With all these new technologies that are designed and targeted for our younger generation, it seems that an important generation has been lost in the process: senior citizens. Taking this into account, First Lego League (FLL) designed a project that would help students bond with senior citizens, them to create technological solutions and promote inspiration for our future generation.
For the 2012, FLL sponsored the Senior Solutions Project, where students had to find a senior citizens partner, learn about the problems faced by seniors and create robotic solutions to help solve a problem, like dispensing medications.
The FLL, an international competition for students ages 9 to 16 years old in the US, Canada and Mexico, is designed to foster a deeper understanding about science and technology at a young ages.

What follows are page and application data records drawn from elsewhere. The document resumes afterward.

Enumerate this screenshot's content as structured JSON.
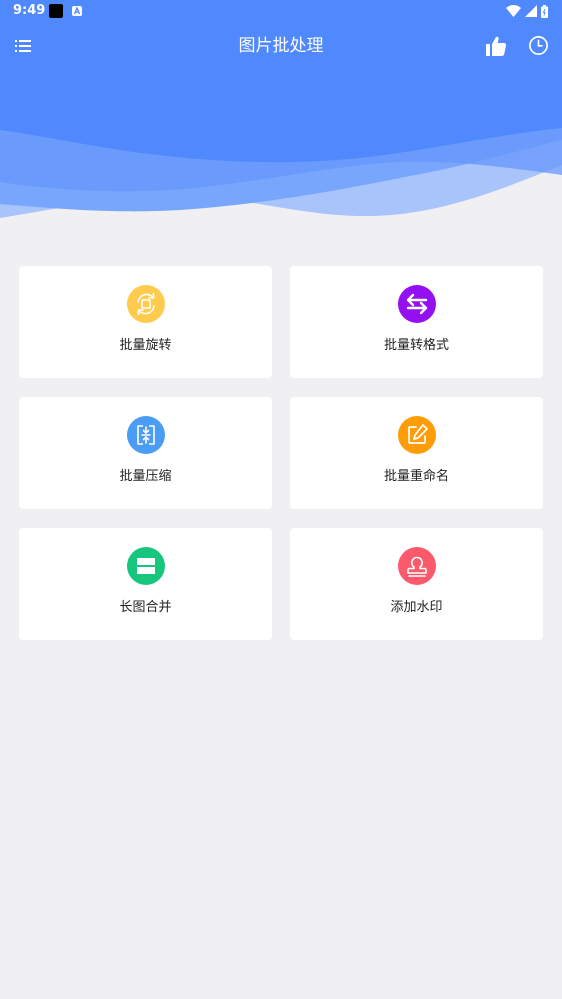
{
  "status_bar": {
    "time": "9:49"
  },
  "toolbar": {
    "title": "图片批处理"
  },
  "colors": {
    "header_blue": "#5089fd",
    "background": "#f0f0f3",
    "rotate": "#fecb4d",
    "convert": "#9410f0",
    "compress": "#4a9cf4",
    "rename": "#fe9d07",
    "merge": "#16c67c",
    "watermark": "#fb5a6c"
  },
  "features": [
    {
      "label": "批量旋转",
      "icon": "rotate-icon"
    },
    {
      "label": "批量转格式",
      "icon": "swap-icon"
    },
    {
      "label": "批量压缩",
      "icon": "compress-icon"
    },
    {
      "label": "批量重命名",
      "icon": "edit-icon"
    },
    {
      "label": "长图合并",
      "icon": "merge-icon"
    },
    {
      "label": "添加水印",
      "icon": "stamp-icon"
    }
  ]
}
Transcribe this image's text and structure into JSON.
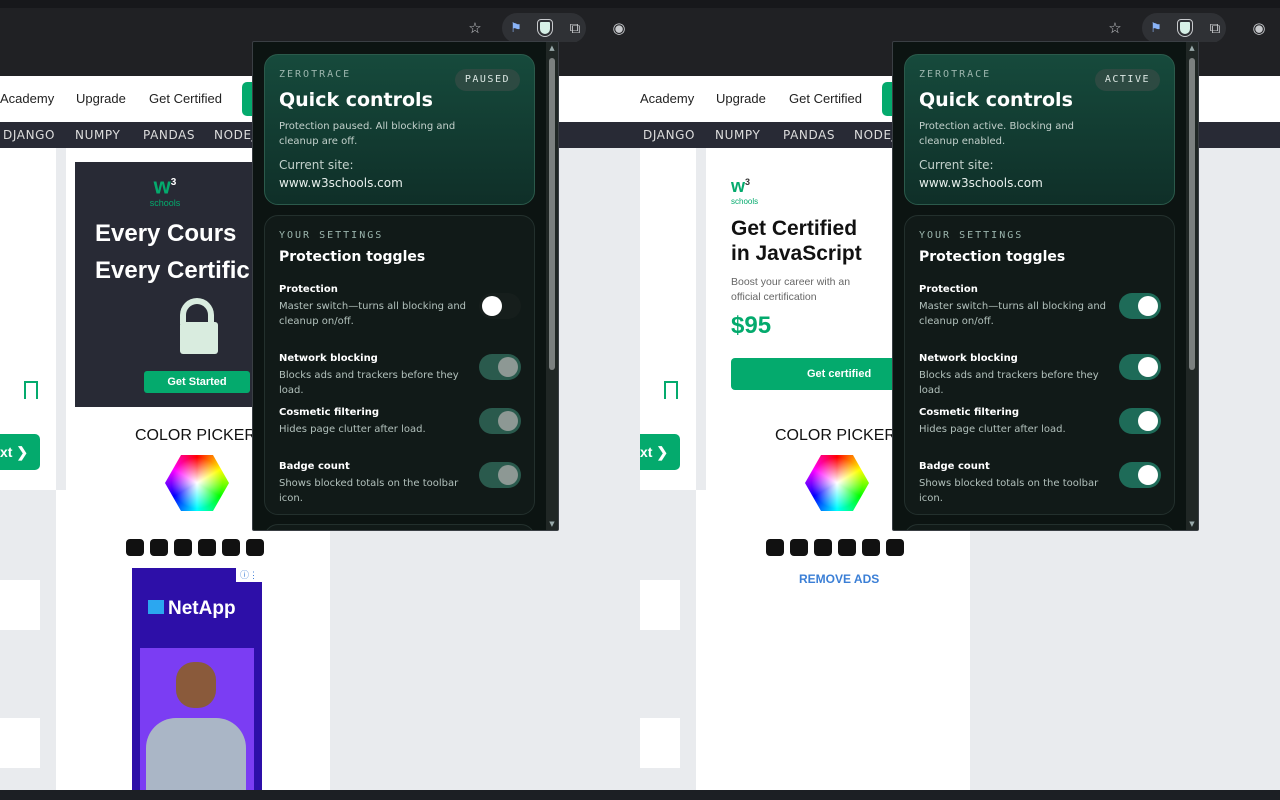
{
  "left": {
    "nav": {
      "academy": "Academy",
      "upgrade": "Upgrade",
      "get_certified": "Get Certified"
    },
    "subnav": [
      "DJANGO",
      "NUMPY",
      "PANDAS",
      "NODEJ"
    ],
    "ad": {
      "logo_top": "w",
      "logo_sup": "3",
      "logo_bottom": "schools",
      "line1": "Every Cours",
      "line2": "Every Certific",
      "cta": "Get Started"
    },
    "next_label": "xt ❯",
    "color_picker": "COLOR PICKER",
    "netapp_logo": "NetApp",
    "popup": {
      "eyebrow": "ZEROTRACE",
      "title": "Quick controls",
      "status": "PAUSED",
      "description": "Protection paused. All blocking and cleanup are off.",
      "site_label": "Current site:",
      "site_value": "www.w3schools.com",
      "settings_eyebrow": "YOUR SETTINGS",
      "settings_title": "Protection toggles",
      "toggles": [
        {
          "title": "Protection",
          "desc": "Master switch—turns all blocking and cleanup on/off.",
          "state": "off"
        },
        {
          "title": "Network blocking",
          "desc": "Blocks ads and trackers before they load.",
          "state": "disabled-on"
        },
        {
          "title": "Cosmetic filtering",
          "desc": "Hides page clutter after load.",
          "state": "disabled-on"
        },
        {
          "title": "Badge count",
          "desc": "Shows blocked totals on the toolbar icon.",
          "state": "disabled-on"
        }
      ]
    }
  },
  "right": {
    "nav": {
      "academy": "Academy",
      "upgrade": "Upgrade",
      "get_certified": "Get Certified"
    },
    "subnav": [
      "DJANGO",
      "NUMPY",
      "PANDAS",
      "NODEJ"
    ],
    "ad": {
      "logo_top": "w",
      "logo_sup": "3",
      "logo_bottom": "schools",
      "title": "Get Certified in JavaScript",
      "subtitle": "Boost your career with an official certification",
      "price": "$95",
      "cta": "Get certified"
    },
    "next_label": "xt ❯",
    "color_picker": "COLOR PICKER",
    "remove_ads": "REMOVE ADS",
    "popup": {
      "eyebrow": "ZEROTRACE",
      "title": "Quick controls",
      "status": "ACTIVE",
      "description": "Protection active. Blocking and cleanup enabled.",
      "site_label": "Current site:",
      "site_value": "www.w3schools.com",
      "settings_eyebrow": "YOUR SETTINGS",
      "settings_title": "Protection toggles",
      "toggles": [
        {
          "title": "Protection",
          "desc": "Master switch—turns all blocking and cleanup on/off.",
          "state": "on"
        },
        {
          "title": "Network blocking",
          "desc": "Blocks ads and trackers before they load.",
          "state": "on"
        },
        {
          "title": "Cosmetic filtering",
          "desc": "Hides page clutter after load.",
          "state": "on"
        },
        {
          "title": "Badge count",
          "desc": "Shows blocked totals on the toolbar icon.",
          "state": "on"
        }
      ]
    }
  },
  "toolbar_icons": [
    "star-icon",
    "pin-extension-icon",
    "zerotrace-shield-icon",
    "extensions-puzzle-icon",
    "profile-icon"
  ],
  "colors": {
    "accent": "#04aa6d",
    "popup_bg": "#0c1412",
    "card_green": "#164a3c",
    "toggle_on": "#1e6b58"
  }
}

Students attend FLL team meetings after school where they are introduced into the robotic programs, where they work together with other students to program an autonomous robot to score points on the playing surfaces and create solutions to a problem designed for each specific project
The Pill Popper 1.0 was designed to help senior citizens organize the medications they take, as there is more than one for different days of the week. Other problems students focused on was helping senior citizens stay fit and socially connected, or simple tasks like turning off the stove burners.
Through these programs student’s minds are stimulated through activity, social understanding and technological discovers. Some students have become so inspired from FLL competitions that they want to patent and protect their ideas, which is the whole philosophy behind the program.
By promoting the importance of acknowledging our senior citizens and integrating them into technology, FLL is doing more than just promoting volunteer work. Rather, they are creating a core set of values for our future generation of creators that will ultimately shape our future.
In the past, FLL competitions have been based on subjects like food safety, nanotechnology, climate and quality of life for the handicapped population. As the topics change each year students are exposed to a variety of potential career paths in different fields of science, technology and engineering.
Parents try to prepare their children for the future by helping them find a talent, and then paying for a lot of after school activities and private lessons. But in a world that is being drowned by technology and its new developments, it would make sense that a child would be more successful learning how to promote technology discoveries, rather than taking guitar lessons, right?
For more information about FLL or to discover how you can be a part of the program, click here.
Edited by Carlos Olivera